How long have you been working there?
OK thank you, ***** ***** it with me. I am unable to talk at the moment as I am in court today so will prepare my advice during the day and get back to you at the earliest opportunity. There is no need to wait here as you will receive an email when I have responded. Thank you.
Many thanks for your patience. I tried calling but you were busy so will try later. In the meantime I will give you brief outline of your rights. In the circumstances the only way to take the matter further (apart from an internal grievance) is to resign and claim constructive dismissal in the tribunal. You cannot just make a standalone claim for this there, so to be able to claim you would have to leave your job first.
Constructive dismissal occurs when the following two elements are present:
· Serious breach of contract by the employer; and
· An acceptance of that breach by the employee, who in turn treats the contract of employment as at an end. The employee must act in response to the breach and must not delay any action too long.

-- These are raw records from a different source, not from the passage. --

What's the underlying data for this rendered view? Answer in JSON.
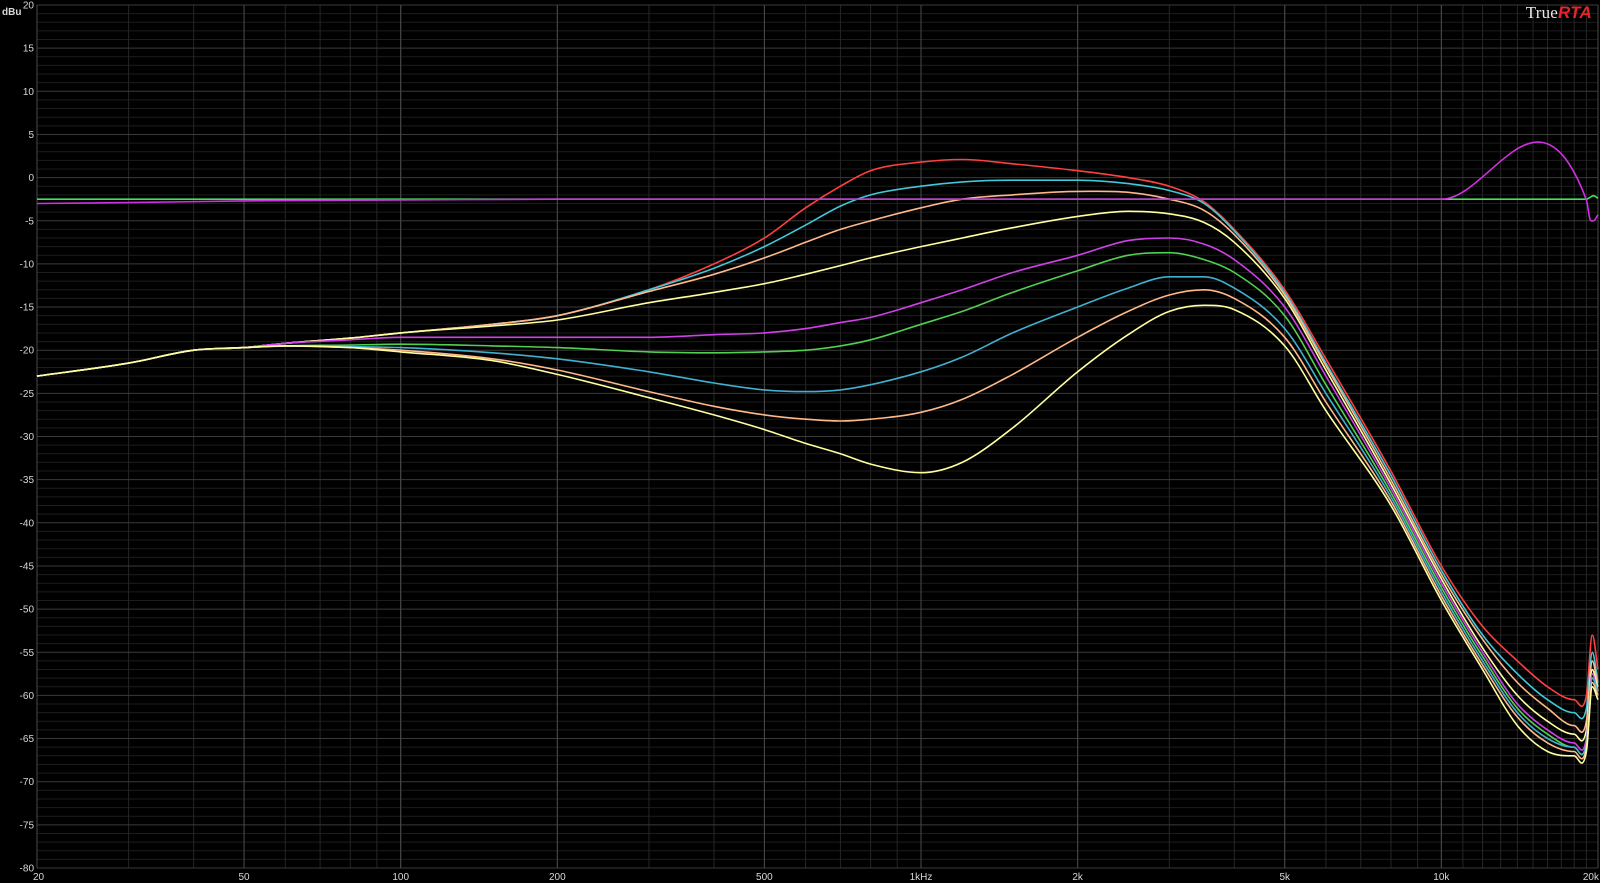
{
  "brand": {
    "prefix": "True",
    "accent": "RTA",
    "accent_color": "#e8232a"
  },
  "chart_data": {
    "type": "line",
    "ylabel": "dBu",
    "xscale": "log",
    "xlim": [
      20,
      20000
    ],
    "ylim": [
      -80,
      20
    ],
    "grid": true,
    "background": "#000000",
    "yticks": [
      20,
      15,
      10,
      5,
      0,
      -5,
      -10,
      -15,
      -20,
      -25,
      -30,
      -35,
      -40,
      -45,
      -50,
      -55,
      -60,
      -65,
      -70,
      -75,
      -80
    ],
    "xticks": [
      {
        "value": 20,
        "label": "20"
      },
      {
        "value": 50,
        "label": "50"
      },
      {
        "value": 100,
        "label": "100"
      },
      {
        "value": 200,
        "label": "200"
      },
      {
        "value": 500,
        "label": "500"
      },
      {
        "value": 1000,
        "label": "1kHz"
      },
      {
        "value": 2000,
        "label": "2k"
      },
      {
        "value": 5000,
        "label": "5k"
      },
      {
        "value": 10000,
        "label": "10k"
      },
      {
        "value": 20000,
        "label": "20k"
      }
    ],
    "series": [
      {
        "color": "#ff4040",
        "x": [
          20,
          30,
          40,
          50,
          60,
          80,
          100,
          150,
          200,
          300,
          400,
          500,
          600,
          700,
          800,
          1000,
          1200,
          1500,
          2000,
          2500,
          3000,
          3500,
          4000,
          5000,
          6000,
          8000,
          10000,
          12000,
          14000,
          16000,
          18000,
          19000,
          19500,
          20000
        ],
        "y": [
          -23,
          -21.5,
          -20,
          -19.7,
          -19.2,
          -18.6,
          -18,
          -17,
          -16,
          -13,
          -10,
          -7,
          -3.5,
          -1,
          0.8,
          1.8,
          2.1,
          1.6,
          0.8,
          0,
          -1,
          -2.8,
          -6,
          -13,
          -21,
          -34,
          -45,
          -52,
          -56,
          -59,
          -60.5,
          -60,
          -53,
          -57
        ]
      },
      {
        "color": "#40c8d8",
        "x": [
          20,
          30,
          40,
          50,
          60,
          80,
          100,
          150,
          200,
          300,
          400,
          500,
          600,
          700,
          800,
          1000,
          1200,
          1500,
          2000,
          2500,
          3000,
          3500,
          4000,
          5000,
          6000,
          8000,
          10000,
          12000,
          14000,
          16000,
          18000,
          19000,
          19500,
          20000
        ],
        "y": [
          -23,
          -21.5,
          -20,
          -19.7,
          -19.2,
          -18.6,
          -18,
          -17,
          -16,
          -13,
          -10.5,
          -8,
          -5.5,
          -3.3,
          -2,
          -1,
          -0.5,
          -0.3,
          -0.3,
          -0.7,
          -1.5,
          -3,
          -6.2,
          -13.3,
          -21.5,
          -34.5,
          -45.5,
          -53,
          -57.5,
          -60.5,
          -62,
          -61.5,
          -55,
          -58.5
        ]
      },
      {
        "color": "#ffb888",
        "x": [
          20,
          30,
          40,
          50,
          60,
          80,
          100,
          150,
          200,
          300,
          400,
          500,
          600,
          700,
          800,
          1000,
          1200,
          1500,
          2000,
          2500,
          3000,
          3500,
          4000,
          5000,
          6000,
          8000,
          10000,
          12000,
          14000,
          16000,
          18000,
          19000,
          19500,
          20000
        ],
        "y": [
          -23,
          -21.5,
          -20,
          -19.7,
          -19.2,
          -18.6,
          -18,
          -17,
          -16,
          -13.2,
          -11.2,
          -9.3,
          -7.5,
          -6,
          -5,
          -3.5,
          -2.5,
          -2,
          -1.6,
          -1.7,
          -2.5,
          -3.8,
          -6.6,
          -13.6,
          -21.8,
          -35,
          -46,
          -53.5,
          -58.5,
          -61.5,
          -63.5,
          -63,
          -56,
          -59
        ]
      },
      {
        "color": "#ffffa0",
        "x": [
          20,
          30,
          40,
          50,
          60,
          80,
          100,
          150,
          200,
          300,
          400,
          500,
          600,
          700,
          800,
          1000,
          1200,
          1500,
          2000,
          2500,
          3000,
          3500,
          4000,
          5000,
          6000,
          8000,
          10000,
          12000,
          14000,
          16000,
          18000,
          19000,
          19500,
          20000
        ],
        "y": [
          -23,
          -21.5,
          -20,
          -19.7,
          -19.2,
          -18.6,
          -18,
          -17.2,
          -16.5,
          -14.5,
          -13.3,
          -12.3,
          -11.2,
          -10.2,
          -9.3,
          -8,
          -7,
          -5.8,
          -4.5,
          -3.9,
          -4.2,
          -5.2,
          -7.5,
          -14,
          -22.3,
          -35.5,
          -46.5,
          -54.5,
          -60,
          -63,
          -64.5,
          -64,
          -57,
          -59.5
        ]
      },
      {
        "color": "#d040e8",
        "x": [
          20,
          30,
          40,
          50,
          60,
          80,
          100,
          150,
          200,
          300,
          400,
          500,
          600,
          700,
          800,
          1000,
          1200,
          1500,
          2000,
          2500,
          3000,
          3500,
          4000,
          5000,
          6000,
          8000,
          10000,
          12000,
          14000,
          16000,
          18000,
          19000,
          19500,
          20000
        ],
        "y": [
          -23,
          -21.5,
          -20,
          -19.7,
          -19.2,
          -18.8,
          -18.5,
          -18.5,
          -18.5,
          -18.5,
          -18.2,
          -18,
          -17.5,
          -16.8,
          -16.2,
          -14.5,
          -13,
          -11,
          -9,
          -7.3,
          -7,
          -7.7,
          -9.5,
          -15,
          -23,
          -36,
          -47,
          -55,
          -61,
          -64,
          -65.5,
          -65,
          -57.5,
          -60
        ]
      },
      {
        "color": "#50d050",
        "x": [
          20,
          30,
          40,
          50,
          60,
          80,
          100,
          150,
          200,
          300,
          400,
          500,
          600,
          700,
          800,
          1000,
          1200,
          1500,
          2000,
          2500,
          3000,
          3500,
          4000,
          5000,
          6000,
          8000,
          10000,
          12000,
          14000,
          16000,
          18000,
          19000,
          19500,
          20000
        ],
        "y": [
          -23,
          -21.5,
          -20,
          -19.7,
          -19.5,
          -19.4,
          -19.3,
          -19.5,
          -19.7,
          -20.2,
          -20.3,
          -20.2,
          -20,
          -19.5,
          -18.8,
          -17,
          -15.5,
          -13.3,
          -10.8,
          -9,
          -8.7,
          -9.5,
          -11,
          -16,
          -24,
          -36.5,
          -47.5,
          -55.5,
          -61.5,
          -64.5,
          -66,
          -65.5,
          -58,
          -59.5
        ]
      },
      {
        "color": "#40b0d0",
        "x": [
          20,
          30,
          40,
          50,
          60,
          80,
          100,
          150,
          200,
          300,
          400,
          500,
          600,
          700,
          800,
          1000,
          1200,
          1500,
          2000,
          2500,
          3000,
          3500,
          4000,
          5000,
          6000,
          8000,
          10000,
          12000,
          14000,
          16000,
          18000,
          19000,
          19500,
          20000
        ],
        "y": [
          -23,
          -21.5,
          -20,
          -19.7,
          -19.5,
          -19.6,
          -19.7,
          -20.3,
          -21,
          -22.5,
          -23.8,
          -24.6,
          -24.8,
          -24.6,
          -24,
          -22.5,
          -20.8,
          -18,
          -15,
          -12.8,
          -11.5,
          -11.5,
          -12.8,
          -17.5,
          -25,
          -37,
          -48,
          -56,
          -62,
          -65,
          -66,
          -65.5,
          -58,
          -59.5
        ]
      },
      {
        "color": "#ffb888",
        "x": [
          20,
          30,
          40,
          50,
          60,
          80,
          100,
          150,
          200,
          300,
          400,
          500,
          600,
          700,
          800,
          1000,
          1200,
          1500,
          2000,
          2500,
          3000,
          3500,
          4000,
          5000,
          6000,
          8000,
          10000,
          12000,
          14000,
          16000,
          18000,
          19000,
          19500,
          20000
        ],
        "y": [
          -23,
          -21.5,
          -20,
          -19.7,
          -19.5,
          -19.7,
          -20,
          -21,
          -22.3,
          -24.8,
          -26.5,
          -27.5,
          -28,
          -28.2,
          -28,
          -27.2,
          -25.7,
          -22.8,
          -18.5,
          -15.5,
          -13.6,
          -13,
          -14,
          -18.5,
          -26,
          -37.5,
          -48.5,
          -56.5,
          -62.5,
          -65.5,
          -66.5,
          -66,
          -58.5,
          -60
        ]
      },
      {
        "color": "#ffffa0",
        "x": [
          20,
          30,
          40,
          50,
          60,
          80,
          100,
          150,
          200,
          300,
          400,
          500,
          600,
          700,
          800,
          1000,
          1200,
          1500,
          2000,
          2500,
          3000,
          3500,
          4000,
          5000,
          6000,
          8000,
          10000,
          12000,
          14000,
          16000,
          18000,
          19000,
          19500,
          20000
        ],
        "y": [
          -23,
          -21.5,
          -20,
          -19.7,
          -19.5,
          -19.7,
          -20.2,
          -21.2,
          -22.8,
          -25.5,
          -27.5,
          -29.2,
          -30.8,
          -32,
          -33.2,
          -34.2,
          -33,
          -29,
          -22.5,
          -18.2,
          -15.5,
          -14.8,
          -15.3,
          -19.5,
          -27,
          -38,
          -49,
          -57,
          -63.5,
          -66.5,
          -67,
          -66.5,
          -59,
          -60.5
        ]
      },
      {
        "color": "#40e060",
        "x": [
          20,
          100,
          200,
          500,
          1000,
          2000,
          5000,
          10000,
          19000,
          19300,
          19600,
          20000
        ],
        "y": [
          -2.5,
          -2.5,
          -2.5,
          -2.5,
          -2.5,
          -2.5,
          -2.5,
          -2.5,
          -2.5,
          -2.3,
          -2.1,
          -2.4
        ]
      },
      {
        "color": "#d030e0",
        "x": [
          20,
          30,
          50,
          100,
          200,
          500,
          1000,
          2000,
          5000,
          10000,
          19000,
          19300,
          19600,
          20000
        ],
        "y": [
          -3,
          -2.9,
          -2.7,
          -2.6,
          -2.5,
          -2.5,
          -2.5,
          -2.5,
          -2.5,
          -2.5,
          -2.6,
          -4.8,
          -5,
          -4.3
        ]
      }
    ]
  }
}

A common breach by the employer occurs when it, or its employees, have broken the implied contractual term of trust and confidence. The conduct relied on could be a single act, or a series of less serious acts over a period of time, which together could be treated as serious enough (usually culminating in the 'last straw' scenario).
The affected employee would initially be expected to raise a formal grievance in order to officially bring their concerns to the employer's attention and give them an opportunity to try and resolve them. If the issues are so bad that the employee can't even face raising a grievance and going through the process, or if a grievance has been raised but has been unsuccessful, then they can consider resigning straight away.
If resignation appears to be the only option, it must be done without unreasonable delay so as not to give an impression that the employer's breach had been accepted. Any resignation would normally be with immediate effect and without providing any notice period. It is advisable to resign in writing, stating the reasons for the resignation and that this is being treated as constructive dismissal.
Following the resignation, the option of pursuing a claim for constructive dismissal exists. This is only available to employees who have at least 2 years' continuous service. There is a time limit of 3 months from the date of resignation to submit a claim in the employment tribunal. I note you said you have been there for 2 years so you must be confident that you have more than 2 years at the time of resignation to be able to take it further. Also the time limit is 3 months from date of termination of employment, not 3 months from date of incident.